**PROBLEM TO WORK ON:** Among the entries below, find the lines that hold the word "value" and report them.

Data about app and page elements:
════════════════════
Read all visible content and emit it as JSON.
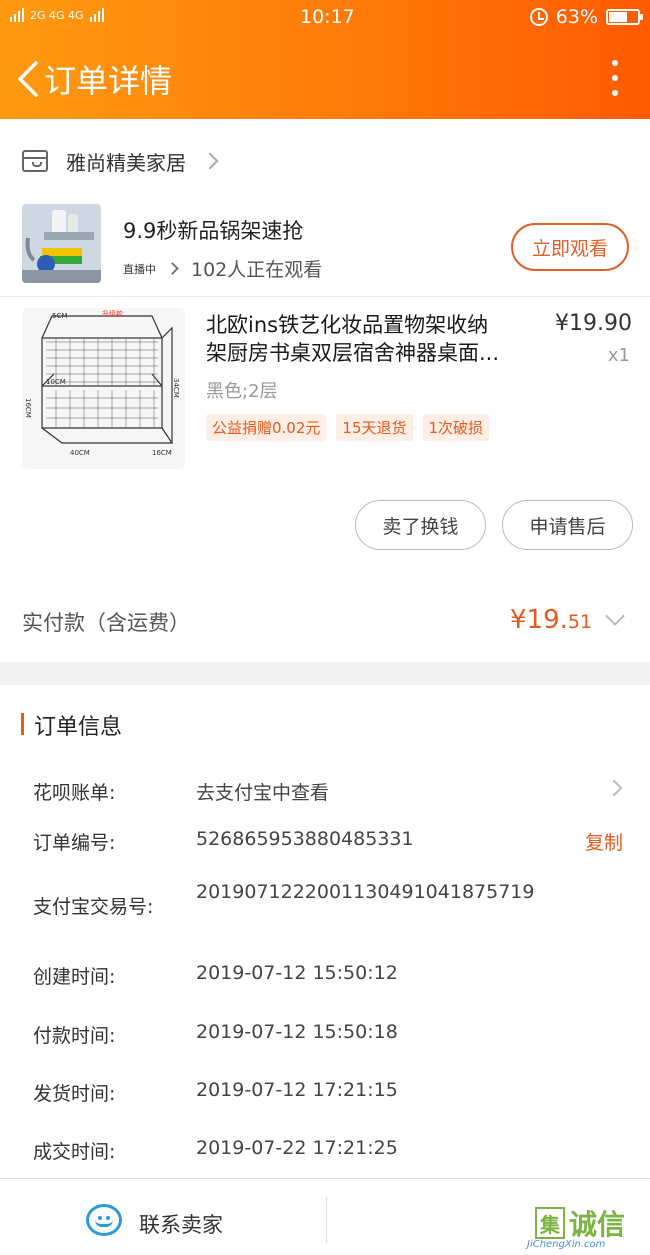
{
  "status_bar": {
    "network": "2G 4G 4G",
    "time": "10:17",
    "battery": "63%",
    "battery_level": 0.63
  },
  "nav": {
    "title": "订单详情"
  },
  "shop": {
    "name": "雅尚精美家居"
  },
  "live": {
    "title": "9.9秒新品锅架速抢",
    "badge": "直播中",
    "viewers": "102人正在观看",
    "button": "立即观看"
  },
  "product": {
    "title_line1": "北欧ins铁艺化妆品置物架收纳",
    "title_line2": "架厨房书桌双层宿舍神器桌面...",
    "price": "¥19.90",
    "quantity": "x1",
    "sku": "黑色;2层",
    "tags": [
      "公益捐赠0.02元",
      "15天退货",
      "1次破损"
    ],
    "image_labels": {
      "width_top": "5CM",
      "badge": "升级款",
      "height": "34CM",
      "side": "16CM",
      "mid": "10CM",
      "bottom": "40CM",
      "depth": "16CM"
    }
  },
  "actions": {
    "sell": "卖了换钱",
    "after_sale": "申请售后"
  },
  "payment": {
    "label": "实付款（含运费）",
    "amount_main": "¥19.",
    "amount_cents": "51"
  },
  "order_info": {
    "title": "订单信息",
    "rows": [
      {
        "label": "花呗账单:",
        "value": "去支付宝中查看"
      },
      {
        "label": "订单编号:",
        "value": "526865953880485331"
      },
      {
        "label": "支付宝交易号:",
        "value": "2019071222001130491041875719"
      },
      {
        "label": "创建时间:",
        "value": "2019-07-12 15:50:12"
      },
      {
        "label": "付款时间:",
        "value": "2019-07-12 15:50:18"
      },
      {
        "label": "发货时间:",
        "value": "2019-07-12 17:21:15"
      },
      {
        "label": "成交时间:",
        "value": "2019-07-22 17:21:25"
      }
    ],
    "copy": "复制"
  },
  "bottom_bar": {
    "contact": "联系卖家"
  },
  "watermark": {
    "mark": "集",
    "text": "诚信",
    "sub": "JiChengXin.com"
  },
  "colors": {
    "accent": "#e85a1c",
    "header_start": "#ff9a10",
    "header_end": "#ff5a00",
    "contact_blue": "#2c9ad8"
  }
}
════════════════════
**ANSWER SPACE:**
        "value": "去支付宝中查看"
        "value": "526865953880485331"
        "value": "2019071222001130491041875719"
        "value": "2019-07-12 15:50:12"
        "value": "2019-07-12 15:50:18"
        "value": "2019-07-12 17:21:15"
        "value": "2019-07-22 17:21:25"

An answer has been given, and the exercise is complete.